The difference in wins comes on the road for both clubs where the Pontiacs have a 5-7 record compared to the Cru’s 4-7 record. The Pontiacs have two series sweeps to their credit while the Cru have won one. Both teams have also won five-game series. The past three series have also brought good fortune for North Division champions. The winning team from the last three series has gone on to lose to the team that has eventually won the North Division title.
Motivation: After a 37-19-4 season, the Pontiacs have now had back-to-back seasons of 35 or more wins for the first time since the 2004-05 and 2005-06 seasons. They’ve also finished third in the AJHL North four of the past six seasons. Unfortunately, that hasn’t translated into any playoff success, something Rick Swan would like to have with his club sooner rather than later. Even a trip to the league final would be a realistic improvement to a team that has only made it as far as the North Division final.

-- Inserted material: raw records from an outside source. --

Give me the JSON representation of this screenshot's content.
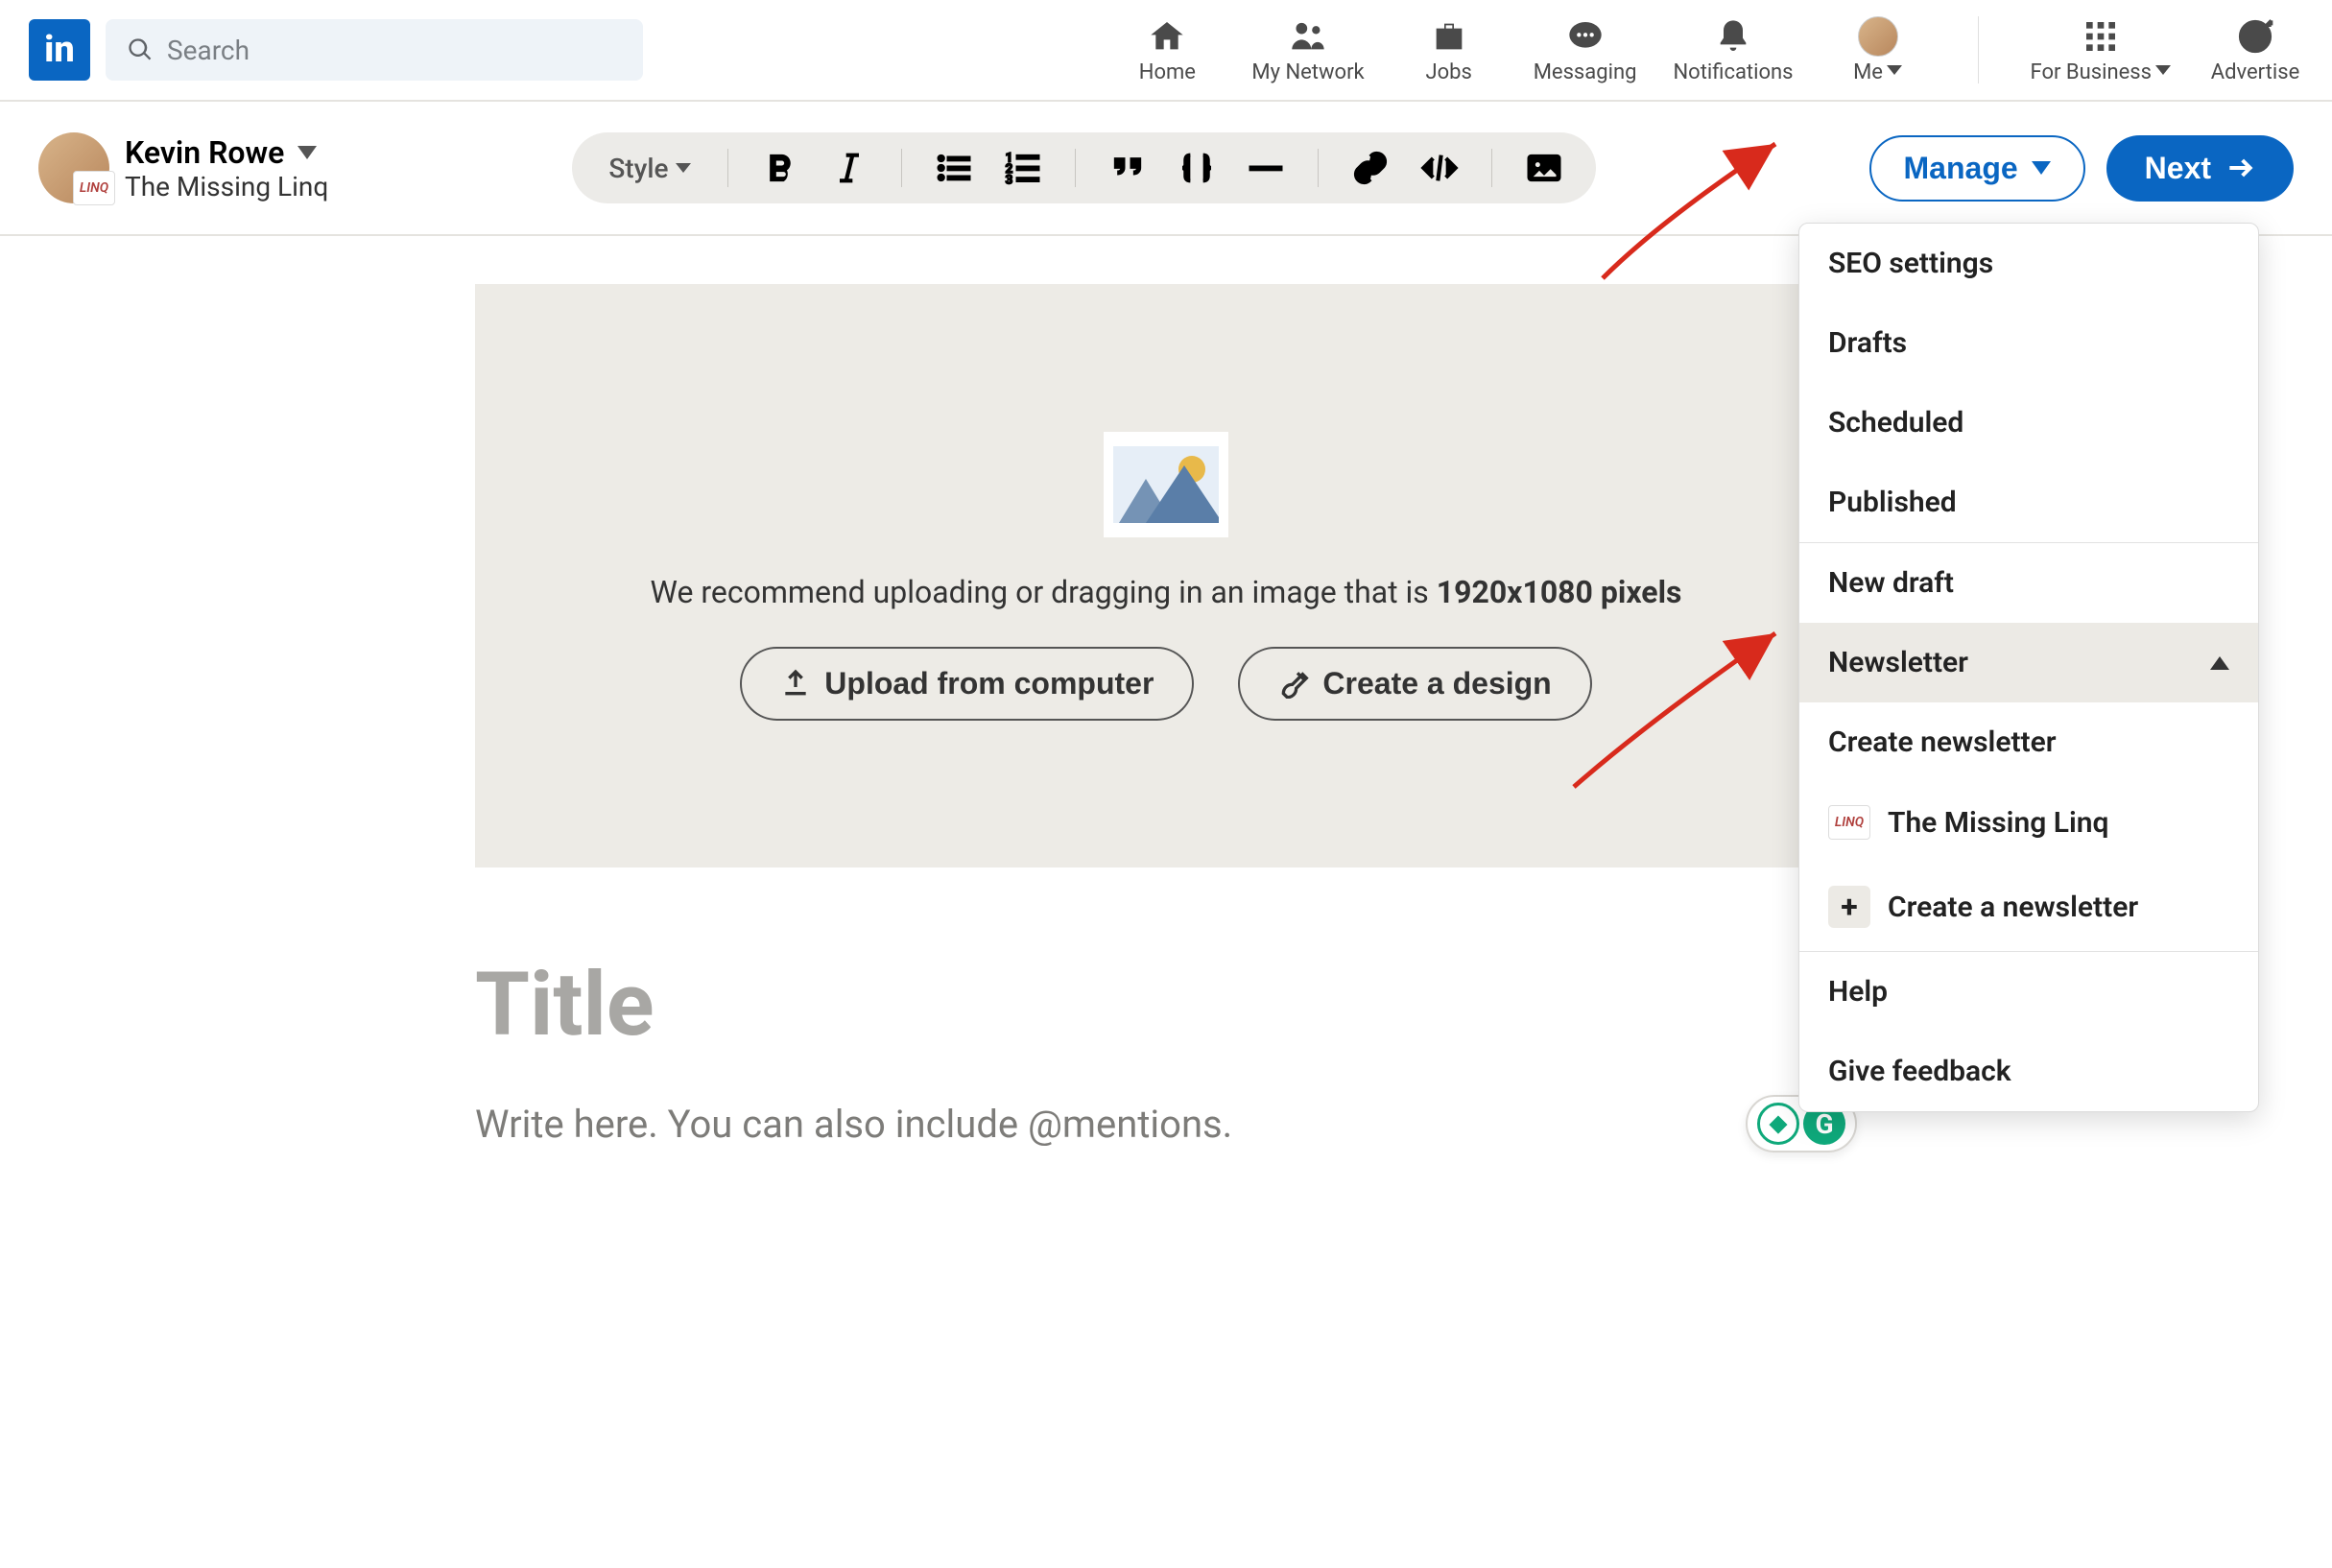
{
  "search": {
    "placeholder": "Search"
  },
  "nav": {
    "home": "Home",
    "network": "My Network",
    "jobs": "Jobs",
    "messaging": "Messaging",
    "notifications": "Notifications",
    "me": "Me",
    "business": "For Business",
    "advertise": "Advertise"
  },
  "author": {
    "name": "Kevin Rowe",
    "subtitle": "The Missing Linq",
    "badge": "LINQ"
  },
  "toolbar": {
    "style_label": "Style"
  },
  "actions": {
    "manage": "Manage",
    "next": "Next"
  },
  "upload": {
    "recommend_prefix": "We recommend uploading or dragging in an image that is ",
    "recommend_bold": "1920x1080 pixels",
    "upload_btn": "Upload from computer",
    "design_btn": "Create a design"
  },
  "editor": {
    "title_placeholder": "Title",
    "body_placeholder": "Write here. You can also include @mentions."
  },
  "dropdown": {
    "seo": "SEO settings",
    "drafts": "Drafts",
    "scheduled": "Scheduled",
    "published": "Published",
    "newdraft": "New draft",
    "newsletter": "Newsletter",
    "create_newsletter": "Create newsletter",
    "newsletter_item": "The Missing Linq",
    "create_a_newsletter": "Create a newsletter",
    "help": "Help",
    "feedback": "Give feedback",
    "nl_badge": "LINQ"
  }
}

Breaking the funk of past playoff performances are also on the mind of the Crusaders, who have been to three league finals in their history, but have yet to win a championship. Even when they move forward, they seem to get stuck at a certain level for a few years. After losing in the first round for several seasons, the Cru have now won five straight first round matchups. But that’s been all they’ve gotten, losing in the second round for the past five straight seasons.
X-Factor: The Pontiacs did well to spread their offence around this season, with 10 players finishing with double digit goals for the 2016-17 campaign, but the team’s big three of PJ Marrocco, Alden Dupuis and Derek Brown will be the players the Cru will need to contain.
The trio combined for 78 goals this season, 14 of them coming on the power play and 11 game-winning goals in total. The Pontiacs have had a trio of players reach the 20-goal plateau in the past three years. For placing fourth in the North Division, the Pontiacs still possess a potent offence that tallied 227 goals in a tough division.
On the Crusaders’ side of the equation, they had four players reach and surpass the 20-goal plateau in Tyler Maltby, Ty Readman, Alex Rotundo and Tanner Younghans. Malty led the way with 38 goals, including eight on the power play, but Younghans led the game-winners department, with seven to his name throughout the season.
The Cru finished just ahead of the Pontiacs in goals for this season with 230 goals.
By Robert Murray @NovaCanuck